Biologists since Darwin have been intrigued and confounded by the complex issues involved in the evolution and ecology of the social behavior of insects. The self-sacrifice of sterile workers in ant colonies has been particularly difficult for evolutionary biologists to explain. In this important new book, Andrew Bourke and Nigel Franks not only present a detailed overview of the current state of scientific knowledge about social evolution in ants, but also show how studies on ants have contributed to an understanding of many fundamental topics in behavioral ecology and evolutionary biology.
One of the substantial contributions of Social Evolution in Ants is its clear explanation of kin selection theory and sex ratio theory and their applications to social evolution in insects. Working to dispel lingering skepticism about the validity of kin selection and, more broadly, of "selfish gene" theory, Bourke and Franks show how these ideas underpin the evolution of both cooperation and conflict within ant societies. In addition, using simple algebra, they provide detailed explanations of key mathematical models. Finally, the authors discuss two relatively little-known topics in ant social biology: life history strategy and mating systems.
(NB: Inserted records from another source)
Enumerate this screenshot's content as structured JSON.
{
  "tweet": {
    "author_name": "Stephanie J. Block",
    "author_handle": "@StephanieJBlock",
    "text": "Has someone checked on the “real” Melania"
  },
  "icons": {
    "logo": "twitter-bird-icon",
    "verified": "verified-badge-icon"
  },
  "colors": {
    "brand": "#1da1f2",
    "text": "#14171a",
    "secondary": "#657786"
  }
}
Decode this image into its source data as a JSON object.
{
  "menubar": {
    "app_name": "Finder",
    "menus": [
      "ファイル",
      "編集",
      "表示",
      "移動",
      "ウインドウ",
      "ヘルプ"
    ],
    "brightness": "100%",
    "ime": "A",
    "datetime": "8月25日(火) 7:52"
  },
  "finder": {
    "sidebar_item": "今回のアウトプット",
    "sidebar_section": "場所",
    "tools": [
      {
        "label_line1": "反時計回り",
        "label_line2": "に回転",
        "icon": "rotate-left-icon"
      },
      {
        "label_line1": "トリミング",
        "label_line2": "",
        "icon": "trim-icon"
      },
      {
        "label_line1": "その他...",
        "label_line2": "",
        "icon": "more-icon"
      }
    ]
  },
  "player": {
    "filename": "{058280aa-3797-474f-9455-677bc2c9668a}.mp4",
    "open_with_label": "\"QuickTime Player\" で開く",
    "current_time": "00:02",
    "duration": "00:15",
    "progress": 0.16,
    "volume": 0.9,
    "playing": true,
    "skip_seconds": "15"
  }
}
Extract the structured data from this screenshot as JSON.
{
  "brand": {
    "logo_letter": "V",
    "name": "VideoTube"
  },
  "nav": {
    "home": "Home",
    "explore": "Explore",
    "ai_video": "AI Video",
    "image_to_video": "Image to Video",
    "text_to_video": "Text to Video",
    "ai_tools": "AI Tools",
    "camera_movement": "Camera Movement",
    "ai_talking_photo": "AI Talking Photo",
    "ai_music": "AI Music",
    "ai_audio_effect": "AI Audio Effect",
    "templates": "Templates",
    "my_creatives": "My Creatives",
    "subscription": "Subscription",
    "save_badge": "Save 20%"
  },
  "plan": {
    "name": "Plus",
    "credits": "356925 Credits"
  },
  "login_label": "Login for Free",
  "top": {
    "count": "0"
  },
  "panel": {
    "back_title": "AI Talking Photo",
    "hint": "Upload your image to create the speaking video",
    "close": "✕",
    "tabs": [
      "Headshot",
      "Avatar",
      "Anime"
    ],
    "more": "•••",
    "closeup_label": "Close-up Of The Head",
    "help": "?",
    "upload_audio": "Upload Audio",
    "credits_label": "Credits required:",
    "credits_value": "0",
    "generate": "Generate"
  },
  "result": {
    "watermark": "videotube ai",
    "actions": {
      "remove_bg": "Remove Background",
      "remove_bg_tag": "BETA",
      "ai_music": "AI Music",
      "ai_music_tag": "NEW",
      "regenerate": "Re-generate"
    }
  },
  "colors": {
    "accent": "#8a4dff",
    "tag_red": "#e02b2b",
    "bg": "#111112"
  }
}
This comprehensive, up-to-date, and well-referenced work will appeal to all researchers in social insect biology and to scholars and students in the fields of entomology, behavioral ecology, and evolution. [via]